• Listed entries

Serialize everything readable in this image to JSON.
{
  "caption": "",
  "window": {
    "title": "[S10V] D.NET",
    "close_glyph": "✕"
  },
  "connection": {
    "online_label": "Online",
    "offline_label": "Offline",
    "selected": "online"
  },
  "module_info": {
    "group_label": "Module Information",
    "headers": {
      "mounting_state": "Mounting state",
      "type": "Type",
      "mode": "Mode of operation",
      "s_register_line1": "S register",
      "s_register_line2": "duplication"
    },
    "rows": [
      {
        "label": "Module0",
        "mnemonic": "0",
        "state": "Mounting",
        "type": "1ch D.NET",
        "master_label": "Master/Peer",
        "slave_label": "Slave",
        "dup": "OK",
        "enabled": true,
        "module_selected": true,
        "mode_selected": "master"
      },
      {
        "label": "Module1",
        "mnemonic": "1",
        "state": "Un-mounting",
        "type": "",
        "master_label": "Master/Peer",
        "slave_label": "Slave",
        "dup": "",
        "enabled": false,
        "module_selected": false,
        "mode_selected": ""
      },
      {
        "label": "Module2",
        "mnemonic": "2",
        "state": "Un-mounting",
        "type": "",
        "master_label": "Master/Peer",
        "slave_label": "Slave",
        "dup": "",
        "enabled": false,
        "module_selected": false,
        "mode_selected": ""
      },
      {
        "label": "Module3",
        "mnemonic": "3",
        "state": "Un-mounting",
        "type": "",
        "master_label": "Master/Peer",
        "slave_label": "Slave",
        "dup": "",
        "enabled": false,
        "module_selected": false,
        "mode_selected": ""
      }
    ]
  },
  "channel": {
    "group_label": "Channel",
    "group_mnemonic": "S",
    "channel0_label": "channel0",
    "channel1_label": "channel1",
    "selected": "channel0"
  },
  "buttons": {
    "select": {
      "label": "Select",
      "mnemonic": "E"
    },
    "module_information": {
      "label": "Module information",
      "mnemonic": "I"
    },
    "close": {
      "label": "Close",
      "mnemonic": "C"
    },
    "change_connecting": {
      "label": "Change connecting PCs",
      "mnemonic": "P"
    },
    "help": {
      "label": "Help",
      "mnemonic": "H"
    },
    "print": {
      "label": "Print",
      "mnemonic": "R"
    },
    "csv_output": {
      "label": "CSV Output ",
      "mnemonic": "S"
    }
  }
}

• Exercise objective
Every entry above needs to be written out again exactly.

• Response box
Serialize everything readable in this image to JSON.
{
  "caption": "",
  "window": {
    "title": "[S10V] D.NET",
    "close_glyph": "✕"
  },
  "connection": {
    "online_label": "Online",
    "offline_label": "Offline",
    "selected": "online"
  },
  "module_info": {
    "group_label": "Module Information",
    "headers": {
      "mounting_state": "Mounting state",
      "type": "Type",
      "mode": "Mode of operation",
      "s_register_line1": "S register",
      "s_register_line2": "duplication"
    },
    "rows": [
      {
        "label": "Module0",
        "mnemonic": "0",
        "state": "Mounting",
        "type": "1ch D.NET",
        "master_label": "Master/Peer",
        "slave_label": "Slave",
        "dup": "OK",
        "enabled": true,
        "module_selected": true,
        "mode_selected": "master"
      },
      {
        "label": "Module1",
        "mnemonic": "1",
        "state": "Un-mounting",
        "type": "",
        "master_label": "Master/Peer",
        "slave_label": "Slave",
        "dup": "",
        "enabled": false,
        "module_selected": false,
        "mode_selected": ""
      },
      {
        "label": "Module2",
        "mnemonic": "2",
        "state": "Un-mounting",
        "type": "",
        "master_label": "Master/Peer",
        "slave_label": "Slave",
        "dup": "",
        "enabled": false,
        "module_selected": false,
        "mode_selected": ""
      },
      {
        "label": "Module3",
        "mnemonic": "3",
        "state": "Un-mounting",
        "type": "",
        "master_label": "Master/Peer",
        "slave_label": "Slave",
        "dup": "",
        "enabled": false,
        "module_selected": false,
        "mode_selected": ""
      }
    ]
  },
  "channel": {
    "group_label": "Channel",
    "group_mnemonic": "S",
    "channel0_label": "channel0",
    "channel1_label": "channel1",
    "selected": "channel0"
  },
  "buttons": {
    "select": {
      "label": "Select",
      "mnemonic": "E"
    },
    "module_information": {
      "label": "Module information",
      "mnemonic": "I"
    },
    "close": {
      "label": "Close",
      "mnemonic": "C"
    },
    "change_connecting": {
      "label": "Change connecting PCs",
      "mnemonic": "P"
    },
    "help": {
      "label": "Help",
      "mnemonic": "H"
    },
    "print": {
      "label": "Print",
      "mnemonic": "R"
    },
    "csv_output": {
      "label": "CSV Output ",
      "mnemonic": "S"
    }
  }
}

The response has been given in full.